====== Dataset extract ======
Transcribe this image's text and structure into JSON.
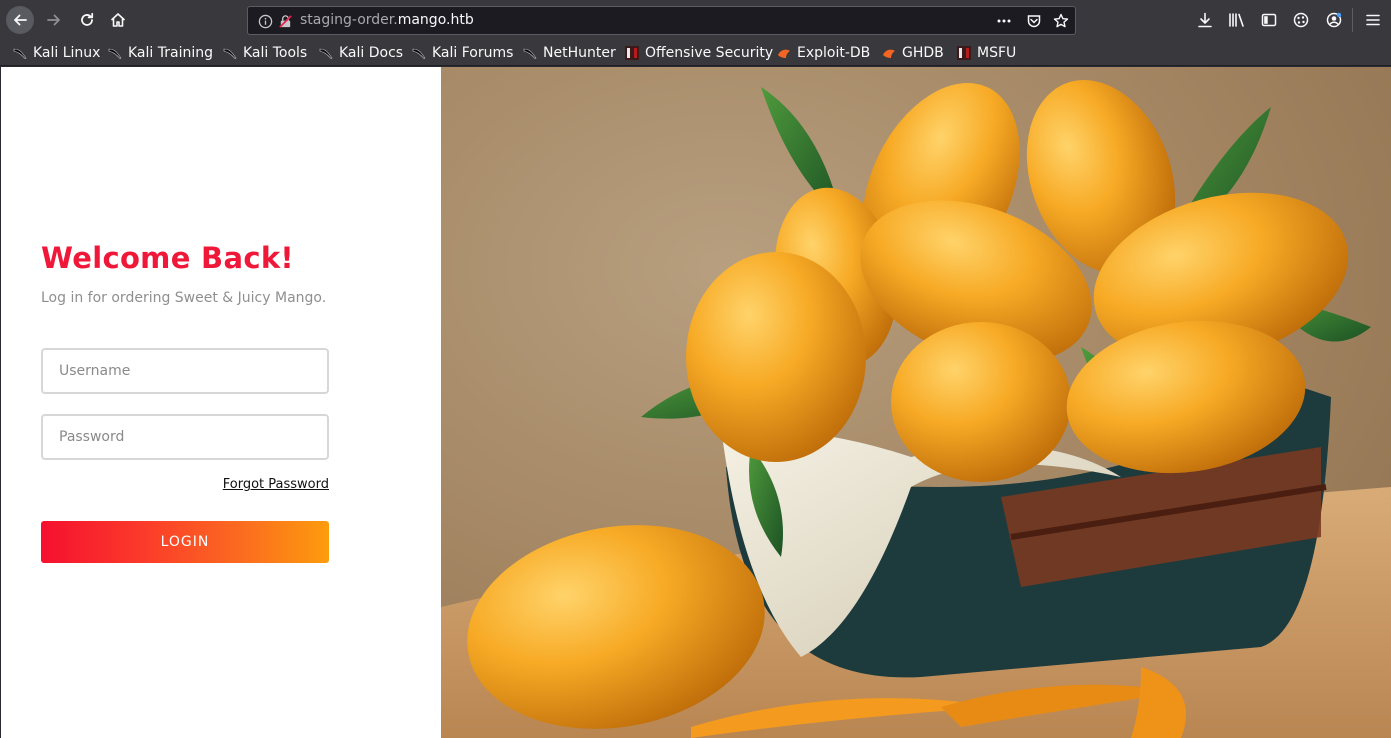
{
  "browser": {
    "url_prefix": "staging-order.",
    "url_domain": "mango.htb",
    "icons": {
      "back": "back-arrow-icon",
      "forward": "forward-arrow-icon",
      "reload": "reload-icon",
      "home": "home-icon",
      "site_info": "info-icon",
      "insecure": "insecure-lock-icon",
      "page_actions": "ellipsis-icon",
      "pocket": "pocket-icon",
      "bookmark": "star-icon",
      "downloads": "download-icon",
      "library": "library-icon",
      "sidebar": "sidebar-icon",
      "extensions": "extensions-icon",
      "account": "account-icon",
      "menu": "hamburger-menu-icon"
    },
    "bookmarks": [
      {
        "label": "Kali Linux",
        "icon": "kali-dragon-icon"
      },
      {
        "label": "Kali Training",
        "icon": "kali-dragon-icon"
      },
      {
        "label": "Kali Tools",
        "icon": "kali-dragon-icon"
      },
      {
        "label": "Kali Docs",
        "icon": "kali-dragon-icon"
      },
      {
        "label": "Kali Forums",
        "icon": "kali-dragon-icon"
      },
      {
        "label": "NetHunter",
        "icon": "kali-dragon-icon"
      },
      {
        "label": "Offensive Security",
        "icon": "offsec-icon"
      },
      {
        "label": "Exploit-DB",
        "icon": "exploitdb-icon"
      },
      {
        "label": "GHDB",
        "icon": "exploitdb-icon"
      },
      {
        "label": "MSFU",
        "icon": "offsec-icon"
      }
    ]
  },
  "login": {
    "title": "Welcome Back!",
    "subtitle": "Log in for ordering Sweet & Juicy Mango.",
    "username_placeholder": "Username",
    "password_placeholder": "Password",
    "forgot_label": "Forgot Password",
    "login_label": "LOGIN"
  },
  "colors": {
    "title": "#ef1839",
    "button_start": "#f5102f",
    "button_end": "#fd9c0d",
    "toolbar": "#38383d",
    "urlbar": "#1c1b22"
  },
  "hero": {
    "icon": "mango-basket-image"
  }
}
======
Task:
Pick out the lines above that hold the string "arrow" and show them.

Exercise solution:
      "back": "back-arrow-icon",
      "forward": "forward-arrow-icon",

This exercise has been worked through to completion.